Supplied material section start

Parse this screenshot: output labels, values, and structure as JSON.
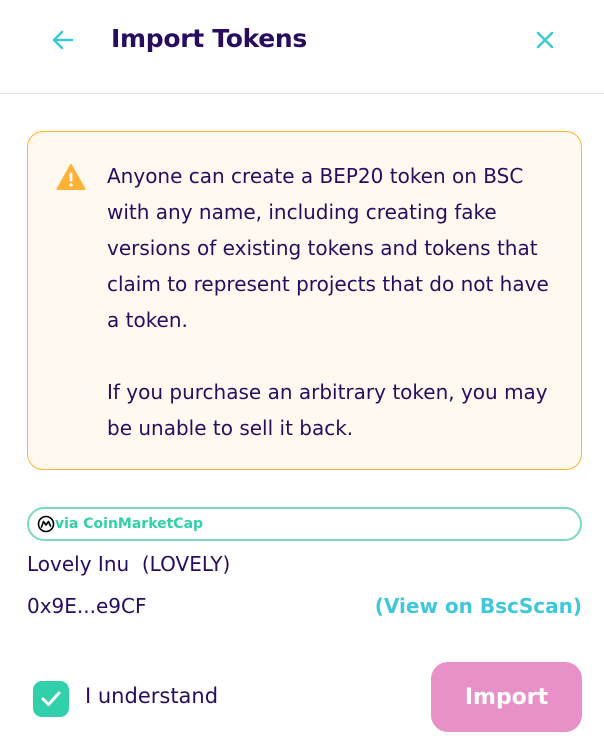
{
  "header": {
    "title": "Import Tokens",
    "back_icon": "arrow-left-icon",
    "close_icon": "close-icon"
  },
  "warning": {
    "icon": "warning-triangle-icon",
    "paragraph1": "Anyone can create a BEP20 token on BSC with any name, including creating fake versions of existing tokens and tokens that claim to represent projects that do not have a token.",
    "paragraph2": "If you purchase an arbitrary token, you may be unable to sell it back."
  },
  "source": {
    "icon": "coinmarketcap-icon",
    "label": "via CoinMarketCap"
  },
  "token": {
    "name_symbol": "Lovely Inu  (LOVELY)",
    "address": "0x9E...e9CF",
    "view_link": "(View on BscScan)"
  },
  "footer": {
    "checkbox_checked": true,
    "understand_label": "I understand",
    "import_label": "Import"
  },
  "colors": {
    "primary_text": "#280d5f",
    "accent_teal": "#31d0aa",
    "link_cyan": "#40c8d8",
    "warning_border": "#ffb237",
    "warning_bg": "#fff9ef",
    "import_button": "#e890c8"
  }
}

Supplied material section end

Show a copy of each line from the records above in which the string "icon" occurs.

    "back_icon": "arrow-left-icon",
    "close_icon": "close-icon"
    "icon": "warning-triangle-icon",
    "icon": "coinmarketcap-icon",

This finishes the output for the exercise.